ACTION ITEM:
Lines from the one containing "Serialize everything readable" through the final line of the records below are needed, copied exactly, with no pictures.

(Dataset rows describing interfaces)
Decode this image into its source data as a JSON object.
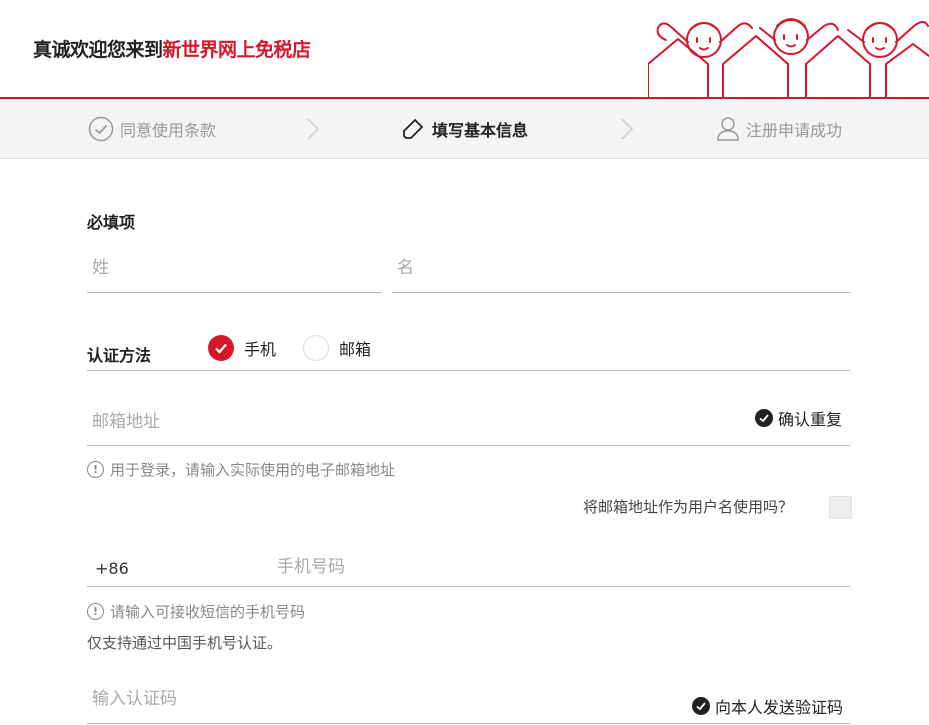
{
  "header": {
    "welcome_prefix": "真诚欢迎您来到",
    "welcome_brand": "新世界网上免税店",
    "colors": {
      "brand_red": "#d6172a"
    }
  },
  "steps": [
    {
      "label": "同意使用条款",
      "icon": "check-circle-icon",
      "state": "done"
    },
    {
      "label": "填写基本信息",
      "icon": "pencil-icon",
      "state": "active"
    },
    {
      "label": "注册申请成功",
      "icon": "user-icon",
      "state": "pending"
    }
  ],
  "form": {
    "required_title": "必填项",
    "last_name_placeholder": "姓",
    "first_name_placeholder": "名",
    "auth_method_label": "认证方法",
    "auth_options": [
      {
        "label": "手机",
        "selected": true
      },
      {
        "label": "邮箱",
        "selected": false
      }
    ],
    "email_placeholder": "邮箱地址",
    "email_confirm_label": "确认重复",
    "email_hint": "用于登录，请输入实际使用的电子邮箱地址",
    "email_as_username_question": "将邮箱地址作为用户名使用吗？",
    "country_code": "+86",
    "phone_placeholder": "手机号码",
    "phone_hint": "请输入可接收短信的手机号码",
    "phone_note": "仅支持通过中国手机号认证。",
    "code_placeholder": "输入认证码",
    "send_code_label": "向本人发送验证码"
  }
}
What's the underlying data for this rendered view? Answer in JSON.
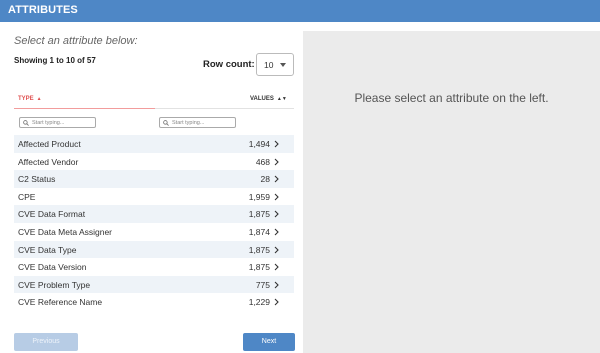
{
  "header": {
    "title": "ATTRIBUTES"
  },
  "left": {
    "subtitle": "Select an attribute below:",
    "showing": "Showing 1 to 10 of 57",
    "rowcount_label": "Row count:",
    "rowcount_value": "10",
    "columns": {
      "type": "TYPE",
      "values": "VALUES"
    },
    "filters": {
      "type_placeholder": "Start typing...",
      "values_placeholder": "Start typing..."
    },
    "rows": [
      {
        "label": "Affected Product",
        "value": "1,494"
      },
      {
        "label": "Affected Vendor",
        "value": "468"
      },
      {
        "label": "C2 Status",
        "value": "28"
      },
      {
        "label": "CPE",
        "value": "1,959"
      },
      {
        "label": "CVE Data Format",
        "value": "1,875"
      },
      {
        "label": "CVE Data Meta Assigner",
        "value": "1,874"
      },
      {
        "label": "CVE Data Type",
        "value": "1,875"
      },
      {
        "label": "CVE Data Version",
        "value": "1,875"
      },
      {
        "label": "CVE Problem Type",
        "value": "775"
      },
      {
        "label": "CVE Reference Name",
        "value": "1,229"
      }
    ],
    "pagination": {
      "previous": "Previous",
      "next": "Next"
    }
  },
  "right": {
    "message": "Please select an attribute on the left."
  },
  "colors": {
    "header": "#4e87c6",
    "accent_red": "#e05252",
    "row_alt": "#eef3f8",
    "panel": "#ebebeb"
  }
}
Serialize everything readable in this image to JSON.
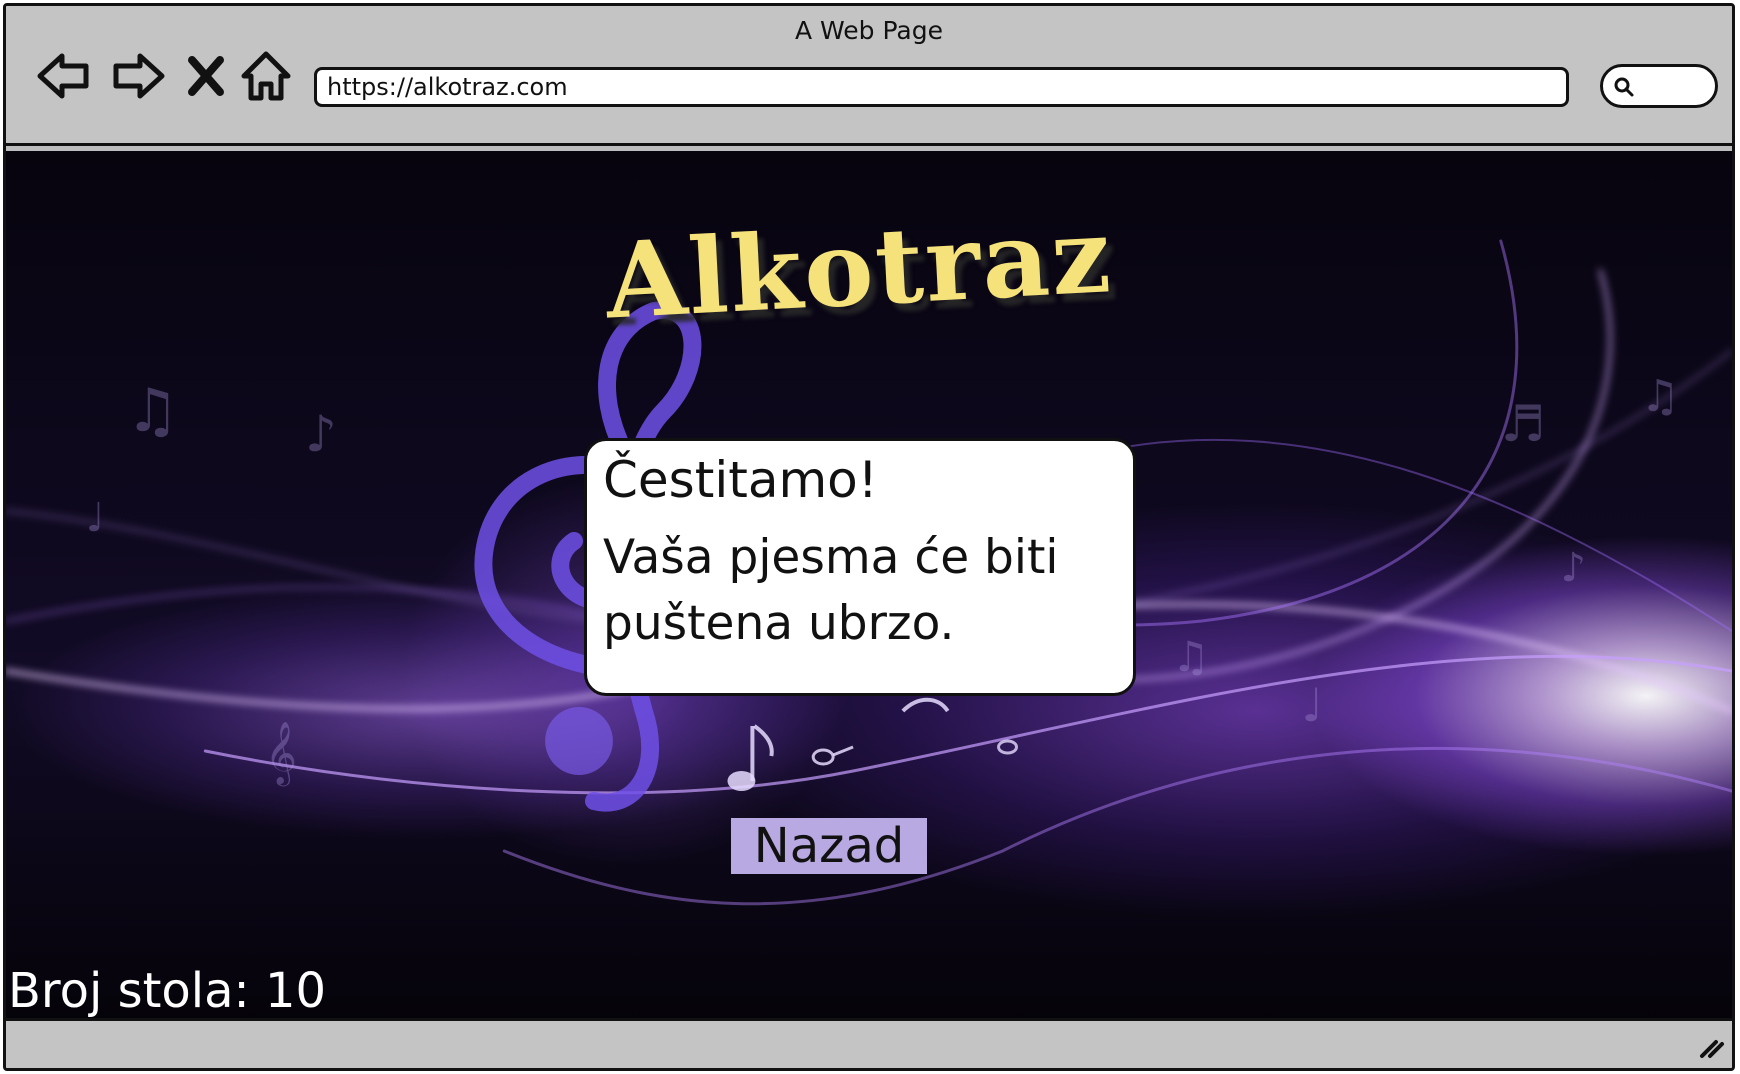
{
  "window": {
    "title": "A Web Page",
    "url": "https://alkotraz.com"
  },
  "nav": {
    "icons": [
      "back-arrow-icon",
      "forward-arrow-icon",
      "close-icon",
      "home-icon",
      "search-icon",
      "resize-grip-icon"
    ]
  },
  "page": {
    "logo_text": "Alkotraz",
    "dialog": {
      "title": "Čestitamo!",
      "message_line1": "Vaša pjesma će biti",
      "message_line2": "puštena ubrzo."
    },
    "back_button_label": "Nazad",
    "table_number": "Broj stola: 10"
  },
  "colors": {
    "logo": "#f5e27a",
    "button_bg": "#b9a9e2",
    "chrome_gray": "#c4c4c4",
    "glow_purple": "#a060ff"
  }
}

ANSWER SECTION:
Serialize everything readable in this image to JSON.
{
  "window": {
    "title": "A Web Page",
    "url": "https://alkotraz.com"
  },
  "nav": {
    "icons": [
      "back-arrow-icon",
      "forward-arrow-icon",
      "close-icon",
      "home-icon",
      "search-icon",
      "resize-grip-icon"
    ]
  },
  "page": {
    "logo_text": "Alkotraz",
    "dialog": {
      "title": "Čestitamo!",
      "message_line1": "Vaša pjesma će biti",
      "message_line2": "puštena ubrzo."
    },
    "back_button_label": "Nazad",
    "table_number": "Broj stola: 10"
  },
  "colors": {
    "logo": "#f5e27a",
    "button_bg": "#b9a9e2",
    "chrome_gray": "#c4c4c4",
    "glow_purple": "#a060ff"
  }
}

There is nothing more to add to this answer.